The long answer is that, it is true that the National Operating Committee on Standards for Athletic Equipment (NOCSAE) initially decided  in July 2013 that modification of helmets with third-party after-market add-ons, such as impact sensors installed inside a helmet or to its exterior, would be viewed as voiding its certification, and that the certification could only be regained if the helmet was retested by the manufacturer with the add-on, it subsequently, NOCSAE issued a press release clarifying that position : Instead of automatically voiding the certification, NOCSAE decided it would leave it up to helmet manufacturers to decide whether a particular third-party add-on affixed to the helmet, such as a impact sensor, voided its certification, and now allows companies which make add-on products for football helmets to make their own certification of compliance with the NOCSAE standards on a helmet model, as long as the certification is done according to NOCSAE standards, and as long as the manufacturer assumes responsibility (in other words, potential legal liability) for the helmet/add-on combination.
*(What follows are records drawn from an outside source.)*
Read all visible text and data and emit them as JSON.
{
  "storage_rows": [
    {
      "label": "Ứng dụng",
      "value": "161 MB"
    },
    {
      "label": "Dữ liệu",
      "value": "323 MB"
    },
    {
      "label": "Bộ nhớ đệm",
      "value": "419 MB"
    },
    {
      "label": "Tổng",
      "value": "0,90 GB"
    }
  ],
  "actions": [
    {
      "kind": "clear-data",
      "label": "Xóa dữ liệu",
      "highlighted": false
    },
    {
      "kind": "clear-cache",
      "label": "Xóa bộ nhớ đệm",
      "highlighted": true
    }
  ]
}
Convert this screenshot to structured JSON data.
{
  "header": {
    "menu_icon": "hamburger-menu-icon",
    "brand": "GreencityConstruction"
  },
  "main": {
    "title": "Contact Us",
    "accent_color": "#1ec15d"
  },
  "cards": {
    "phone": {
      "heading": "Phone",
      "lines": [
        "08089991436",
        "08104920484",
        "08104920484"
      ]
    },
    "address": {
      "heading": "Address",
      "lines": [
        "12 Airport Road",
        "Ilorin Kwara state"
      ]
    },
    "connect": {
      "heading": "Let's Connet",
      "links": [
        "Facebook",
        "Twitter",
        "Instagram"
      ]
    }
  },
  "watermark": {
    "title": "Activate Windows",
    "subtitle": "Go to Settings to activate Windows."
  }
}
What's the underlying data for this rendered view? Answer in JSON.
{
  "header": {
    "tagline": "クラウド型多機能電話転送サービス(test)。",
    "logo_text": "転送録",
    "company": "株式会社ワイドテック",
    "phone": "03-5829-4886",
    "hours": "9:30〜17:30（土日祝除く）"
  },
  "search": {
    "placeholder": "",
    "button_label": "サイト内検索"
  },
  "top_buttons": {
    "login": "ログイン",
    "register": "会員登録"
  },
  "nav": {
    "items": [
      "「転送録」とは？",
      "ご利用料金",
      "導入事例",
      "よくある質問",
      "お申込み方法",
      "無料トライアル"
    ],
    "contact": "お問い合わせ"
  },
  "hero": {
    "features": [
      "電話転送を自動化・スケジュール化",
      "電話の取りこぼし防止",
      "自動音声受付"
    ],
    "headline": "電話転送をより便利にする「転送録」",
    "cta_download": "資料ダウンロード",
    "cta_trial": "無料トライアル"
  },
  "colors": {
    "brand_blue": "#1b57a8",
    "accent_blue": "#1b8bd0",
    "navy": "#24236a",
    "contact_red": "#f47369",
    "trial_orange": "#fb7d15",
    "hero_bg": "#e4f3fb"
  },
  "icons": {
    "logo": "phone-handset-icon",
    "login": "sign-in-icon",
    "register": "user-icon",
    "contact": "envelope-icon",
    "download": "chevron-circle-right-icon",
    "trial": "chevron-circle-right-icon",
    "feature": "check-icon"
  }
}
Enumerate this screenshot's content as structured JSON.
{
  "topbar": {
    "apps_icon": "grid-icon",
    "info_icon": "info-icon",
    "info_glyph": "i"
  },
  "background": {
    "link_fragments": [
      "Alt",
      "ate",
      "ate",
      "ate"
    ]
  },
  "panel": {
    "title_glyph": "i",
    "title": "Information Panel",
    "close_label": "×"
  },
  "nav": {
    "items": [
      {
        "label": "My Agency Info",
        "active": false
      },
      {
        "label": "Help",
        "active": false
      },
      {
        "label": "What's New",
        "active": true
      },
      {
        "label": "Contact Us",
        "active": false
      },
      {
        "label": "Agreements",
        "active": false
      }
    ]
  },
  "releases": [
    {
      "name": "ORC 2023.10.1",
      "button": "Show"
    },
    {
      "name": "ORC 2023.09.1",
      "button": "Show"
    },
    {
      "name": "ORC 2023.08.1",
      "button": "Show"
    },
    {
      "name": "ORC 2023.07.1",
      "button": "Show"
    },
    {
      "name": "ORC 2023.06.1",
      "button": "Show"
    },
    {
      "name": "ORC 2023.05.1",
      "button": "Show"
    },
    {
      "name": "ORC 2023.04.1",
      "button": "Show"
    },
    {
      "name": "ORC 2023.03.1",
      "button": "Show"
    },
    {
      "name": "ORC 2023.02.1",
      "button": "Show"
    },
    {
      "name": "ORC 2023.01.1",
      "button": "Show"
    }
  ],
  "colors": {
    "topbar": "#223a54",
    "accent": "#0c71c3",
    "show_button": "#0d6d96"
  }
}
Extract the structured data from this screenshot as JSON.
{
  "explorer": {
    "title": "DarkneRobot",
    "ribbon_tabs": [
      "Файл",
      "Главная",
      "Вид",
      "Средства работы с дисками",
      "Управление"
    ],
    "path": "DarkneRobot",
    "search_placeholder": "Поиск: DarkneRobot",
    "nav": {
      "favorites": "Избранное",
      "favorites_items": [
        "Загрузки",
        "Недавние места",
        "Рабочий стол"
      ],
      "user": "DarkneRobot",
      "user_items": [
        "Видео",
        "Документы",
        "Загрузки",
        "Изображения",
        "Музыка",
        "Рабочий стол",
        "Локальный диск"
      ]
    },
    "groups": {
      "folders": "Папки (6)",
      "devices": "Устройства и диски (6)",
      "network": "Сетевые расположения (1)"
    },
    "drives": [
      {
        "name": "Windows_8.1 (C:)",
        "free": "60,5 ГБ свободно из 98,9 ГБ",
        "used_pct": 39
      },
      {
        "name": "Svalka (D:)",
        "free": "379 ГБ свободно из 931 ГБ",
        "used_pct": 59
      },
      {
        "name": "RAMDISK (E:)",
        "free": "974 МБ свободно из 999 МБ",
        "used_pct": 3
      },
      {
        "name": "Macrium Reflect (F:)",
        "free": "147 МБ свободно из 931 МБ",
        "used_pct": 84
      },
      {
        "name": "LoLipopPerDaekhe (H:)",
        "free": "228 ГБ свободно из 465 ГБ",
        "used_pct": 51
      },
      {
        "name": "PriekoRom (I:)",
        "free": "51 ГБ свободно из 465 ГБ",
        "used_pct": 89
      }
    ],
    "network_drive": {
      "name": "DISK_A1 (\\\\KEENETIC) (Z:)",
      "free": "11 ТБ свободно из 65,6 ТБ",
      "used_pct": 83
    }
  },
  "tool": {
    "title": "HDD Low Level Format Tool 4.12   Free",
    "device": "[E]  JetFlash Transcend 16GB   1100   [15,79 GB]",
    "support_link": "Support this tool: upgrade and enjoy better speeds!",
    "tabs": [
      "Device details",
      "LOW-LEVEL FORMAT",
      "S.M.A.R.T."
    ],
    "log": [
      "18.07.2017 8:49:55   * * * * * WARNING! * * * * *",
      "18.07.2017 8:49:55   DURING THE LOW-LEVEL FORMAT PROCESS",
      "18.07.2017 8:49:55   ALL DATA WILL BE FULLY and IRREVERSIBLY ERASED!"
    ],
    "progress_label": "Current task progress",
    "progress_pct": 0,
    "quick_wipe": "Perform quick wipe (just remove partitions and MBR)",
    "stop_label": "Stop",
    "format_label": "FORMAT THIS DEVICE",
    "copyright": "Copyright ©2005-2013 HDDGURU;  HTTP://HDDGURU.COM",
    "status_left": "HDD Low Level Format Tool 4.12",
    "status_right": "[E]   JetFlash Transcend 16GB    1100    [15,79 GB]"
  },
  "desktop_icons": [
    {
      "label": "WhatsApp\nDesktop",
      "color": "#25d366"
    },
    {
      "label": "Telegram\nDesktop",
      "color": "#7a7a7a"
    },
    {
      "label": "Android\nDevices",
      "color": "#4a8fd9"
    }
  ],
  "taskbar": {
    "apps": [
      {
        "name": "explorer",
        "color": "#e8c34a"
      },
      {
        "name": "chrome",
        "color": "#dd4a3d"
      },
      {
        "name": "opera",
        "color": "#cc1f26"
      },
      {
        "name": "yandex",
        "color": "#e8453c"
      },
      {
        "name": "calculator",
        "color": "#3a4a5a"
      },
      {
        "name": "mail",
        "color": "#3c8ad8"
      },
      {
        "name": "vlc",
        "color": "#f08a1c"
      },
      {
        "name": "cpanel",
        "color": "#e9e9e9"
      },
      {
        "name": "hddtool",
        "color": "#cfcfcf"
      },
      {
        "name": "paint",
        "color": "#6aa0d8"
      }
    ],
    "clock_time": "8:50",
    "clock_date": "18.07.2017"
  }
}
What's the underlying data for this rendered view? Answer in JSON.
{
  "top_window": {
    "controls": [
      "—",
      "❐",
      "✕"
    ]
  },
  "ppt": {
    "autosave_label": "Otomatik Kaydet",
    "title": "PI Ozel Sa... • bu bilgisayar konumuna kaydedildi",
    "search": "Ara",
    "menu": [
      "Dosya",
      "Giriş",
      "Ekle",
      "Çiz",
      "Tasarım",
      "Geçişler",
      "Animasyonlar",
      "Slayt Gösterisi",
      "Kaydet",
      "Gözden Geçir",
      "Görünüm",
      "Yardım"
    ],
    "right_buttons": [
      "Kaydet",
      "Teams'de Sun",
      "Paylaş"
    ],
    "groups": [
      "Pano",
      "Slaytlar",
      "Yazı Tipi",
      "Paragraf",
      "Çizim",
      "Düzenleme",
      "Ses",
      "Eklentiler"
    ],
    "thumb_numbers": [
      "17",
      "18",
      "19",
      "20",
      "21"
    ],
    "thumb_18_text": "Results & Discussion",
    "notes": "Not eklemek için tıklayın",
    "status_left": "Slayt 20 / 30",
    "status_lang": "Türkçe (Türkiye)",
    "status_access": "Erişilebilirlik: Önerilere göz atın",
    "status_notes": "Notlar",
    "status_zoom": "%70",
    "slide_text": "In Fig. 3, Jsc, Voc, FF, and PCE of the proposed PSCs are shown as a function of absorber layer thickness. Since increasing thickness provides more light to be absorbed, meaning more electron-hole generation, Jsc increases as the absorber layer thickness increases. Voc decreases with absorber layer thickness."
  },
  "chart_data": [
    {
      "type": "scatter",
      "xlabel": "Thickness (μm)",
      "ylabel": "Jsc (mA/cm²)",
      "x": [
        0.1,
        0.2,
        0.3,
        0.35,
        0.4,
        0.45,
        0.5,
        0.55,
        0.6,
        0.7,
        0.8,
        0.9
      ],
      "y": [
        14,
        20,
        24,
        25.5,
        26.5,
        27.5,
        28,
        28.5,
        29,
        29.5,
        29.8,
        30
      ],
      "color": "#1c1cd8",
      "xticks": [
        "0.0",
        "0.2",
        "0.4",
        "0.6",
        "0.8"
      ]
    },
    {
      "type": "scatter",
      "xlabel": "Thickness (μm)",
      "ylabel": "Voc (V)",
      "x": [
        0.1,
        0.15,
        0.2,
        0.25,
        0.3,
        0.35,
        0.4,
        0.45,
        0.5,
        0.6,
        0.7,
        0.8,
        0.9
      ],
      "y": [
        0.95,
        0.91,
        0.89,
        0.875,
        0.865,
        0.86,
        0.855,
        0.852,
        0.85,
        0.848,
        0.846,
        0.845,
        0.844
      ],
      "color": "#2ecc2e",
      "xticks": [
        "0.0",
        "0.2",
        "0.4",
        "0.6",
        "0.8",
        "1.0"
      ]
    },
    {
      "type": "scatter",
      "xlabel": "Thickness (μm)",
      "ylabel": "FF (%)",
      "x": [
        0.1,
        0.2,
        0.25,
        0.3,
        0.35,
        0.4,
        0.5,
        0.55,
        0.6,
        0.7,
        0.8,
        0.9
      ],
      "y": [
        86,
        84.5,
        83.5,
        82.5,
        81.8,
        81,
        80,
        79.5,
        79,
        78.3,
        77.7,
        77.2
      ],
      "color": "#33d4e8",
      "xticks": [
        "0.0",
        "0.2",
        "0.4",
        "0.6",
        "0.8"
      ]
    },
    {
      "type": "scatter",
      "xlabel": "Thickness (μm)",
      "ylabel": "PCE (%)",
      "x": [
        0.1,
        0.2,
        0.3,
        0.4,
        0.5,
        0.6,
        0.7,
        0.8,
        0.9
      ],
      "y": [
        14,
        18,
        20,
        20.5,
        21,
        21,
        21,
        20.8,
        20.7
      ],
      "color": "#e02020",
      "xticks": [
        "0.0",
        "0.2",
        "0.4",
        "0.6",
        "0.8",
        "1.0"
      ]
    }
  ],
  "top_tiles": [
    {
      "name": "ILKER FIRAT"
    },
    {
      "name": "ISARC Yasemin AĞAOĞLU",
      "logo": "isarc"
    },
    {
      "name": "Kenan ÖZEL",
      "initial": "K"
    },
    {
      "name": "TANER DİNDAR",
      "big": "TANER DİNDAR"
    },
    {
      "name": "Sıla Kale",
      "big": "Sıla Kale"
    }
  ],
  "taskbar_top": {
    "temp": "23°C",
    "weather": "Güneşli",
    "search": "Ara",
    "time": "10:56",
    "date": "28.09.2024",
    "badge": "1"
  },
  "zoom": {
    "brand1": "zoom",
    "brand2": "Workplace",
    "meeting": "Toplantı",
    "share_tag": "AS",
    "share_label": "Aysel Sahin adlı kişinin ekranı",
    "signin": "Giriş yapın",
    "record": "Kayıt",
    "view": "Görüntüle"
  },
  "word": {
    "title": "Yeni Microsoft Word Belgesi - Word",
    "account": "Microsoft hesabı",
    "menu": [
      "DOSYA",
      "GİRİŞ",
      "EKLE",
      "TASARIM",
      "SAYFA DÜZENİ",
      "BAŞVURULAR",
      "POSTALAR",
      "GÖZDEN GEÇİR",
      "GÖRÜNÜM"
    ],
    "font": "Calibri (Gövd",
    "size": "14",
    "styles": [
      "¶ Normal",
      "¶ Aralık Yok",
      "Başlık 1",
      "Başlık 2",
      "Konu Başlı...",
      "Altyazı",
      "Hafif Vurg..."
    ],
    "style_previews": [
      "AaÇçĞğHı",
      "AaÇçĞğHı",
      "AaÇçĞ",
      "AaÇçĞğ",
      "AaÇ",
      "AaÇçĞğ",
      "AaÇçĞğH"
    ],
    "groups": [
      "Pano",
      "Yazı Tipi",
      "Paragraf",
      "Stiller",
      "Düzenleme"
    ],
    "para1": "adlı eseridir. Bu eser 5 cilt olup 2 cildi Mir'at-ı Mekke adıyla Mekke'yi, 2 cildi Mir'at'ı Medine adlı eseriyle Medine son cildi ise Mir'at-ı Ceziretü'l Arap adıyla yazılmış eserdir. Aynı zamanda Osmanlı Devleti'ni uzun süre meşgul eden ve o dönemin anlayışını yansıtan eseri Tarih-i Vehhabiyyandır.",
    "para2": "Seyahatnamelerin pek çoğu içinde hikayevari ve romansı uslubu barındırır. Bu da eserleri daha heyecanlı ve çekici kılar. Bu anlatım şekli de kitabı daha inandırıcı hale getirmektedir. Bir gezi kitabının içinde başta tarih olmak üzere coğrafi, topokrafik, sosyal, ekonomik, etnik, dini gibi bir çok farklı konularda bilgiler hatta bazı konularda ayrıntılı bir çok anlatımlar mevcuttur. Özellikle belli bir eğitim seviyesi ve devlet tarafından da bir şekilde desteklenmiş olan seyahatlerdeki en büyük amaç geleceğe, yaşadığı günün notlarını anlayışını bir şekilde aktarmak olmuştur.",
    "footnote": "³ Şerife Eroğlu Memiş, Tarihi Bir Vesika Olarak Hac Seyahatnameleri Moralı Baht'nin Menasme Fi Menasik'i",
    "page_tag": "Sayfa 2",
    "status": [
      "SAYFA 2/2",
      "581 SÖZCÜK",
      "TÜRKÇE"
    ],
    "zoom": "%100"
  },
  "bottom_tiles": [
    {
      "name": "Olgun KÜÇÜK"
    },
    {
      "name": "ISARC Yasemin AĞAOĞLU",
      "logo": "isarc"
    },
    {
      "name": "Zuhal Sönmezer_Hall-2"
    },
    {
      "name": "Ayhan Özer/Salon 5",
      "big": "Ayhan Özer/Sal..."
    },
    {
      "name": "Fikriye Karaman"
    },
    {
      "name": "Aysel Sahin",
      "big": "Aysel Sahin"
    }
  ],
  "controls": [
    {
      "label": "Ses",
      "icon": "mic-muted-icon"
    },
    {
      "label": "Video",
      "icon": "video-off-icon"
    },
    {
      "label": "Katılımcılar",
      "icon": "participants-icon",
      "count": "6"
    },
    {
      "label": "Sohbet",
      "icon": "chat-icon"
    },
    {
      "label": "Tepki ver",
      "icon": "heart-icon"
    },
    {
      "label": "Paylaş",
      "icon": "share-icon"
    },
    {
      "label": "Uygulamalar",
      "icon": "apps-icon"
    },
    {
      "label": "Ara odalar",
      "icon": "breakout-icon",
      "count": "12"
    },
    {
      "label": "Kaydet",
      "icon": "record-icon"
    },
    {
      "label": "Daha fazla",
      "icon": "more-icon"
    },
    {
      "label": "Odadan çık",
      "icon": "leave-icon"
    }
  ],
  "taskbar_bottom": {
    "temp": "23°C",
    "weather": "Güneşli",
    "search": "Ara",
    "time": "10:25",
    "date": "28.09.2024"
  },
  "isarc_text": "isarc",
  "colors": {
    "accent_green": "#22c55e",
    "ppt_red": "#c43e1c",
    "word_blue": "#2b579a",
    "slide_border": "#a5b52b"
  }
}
An additional complicating factor for high school football programs is the question of whether a football helmet to which an impact sensor has been affixed violates the rules of the National Federation of State High School Associations (NFHS) or of a state high school athletic association. Article 1, Rule 1‐5.1.a. of NFHS's rule entitled "Mandatory equipment" states, in pertinent part, that a participating football player must "wear a properly fitted helmet ... which shall be professionally manufactured and not altered to decrease protection, ...[and] which met the NOCSAE test standard at the time of manufacture." (emphasis supplied).
A strict reading of that language would appear to allow a helmet to which a third-party, after-market product has been affixed so long as the alteration does not "decrease protection," and so long as the helmet met the NOCSAE test standard at the time it left the manufacturer. MomsTEAM has repeatedly requested that the NFHS clarify its interpretation of this rule in light of the NOCSAE statements but, as of October 10, 2013, the NFHS has not issued one.
I should also note that, when liability and warranty concerns were raised during the filming of "The Smartest Team" in the summer of 2012, both by the school's attorney and by Schutt, we moved swiftly to address them by having a Shockbox-equipped Schutt helmet drop-tested at Schutt's testing facility. When the testing showed that the insertion of the 3 1/2 ounce sensor in between sections of the interior padding of the Schutt helmet did not in any way effect its performance characteristics, Schutt was able to assure the school that the helmet modification did not void its warranty, and we were able to proceed. Similar arrangements have been put in place to allow even more players on the 2013 Newcastle football team to play with impact sensors this season.
Answer: In the final analysis, while NOCSAE has every right to protect the integrity of its standards, it should be up to market to determine winners and losers, with as little government or private interference in that process as possible, so that the best company with the best technology wins. That's called free enterprise.
Hopefully, the new NOCSAE ruling will not bring technological innovation to a screeching halt, and will be no more than a speed bump on the road to improved player safety.
In the meantime, we believe it should be up to schools, coaches, parents, athletic trainers, team doctors, and the athletes themselves to weigh the benefits and risks of impact sensors, and make the decision that is most likely to improve player safety, NOCSAE certification or no.
For an impact sensor buying guide, click here .
Questions or comments? Email Brooke at firstname.lastname@example.org
Posted October 11, 2013; most recently revised November 5, 2013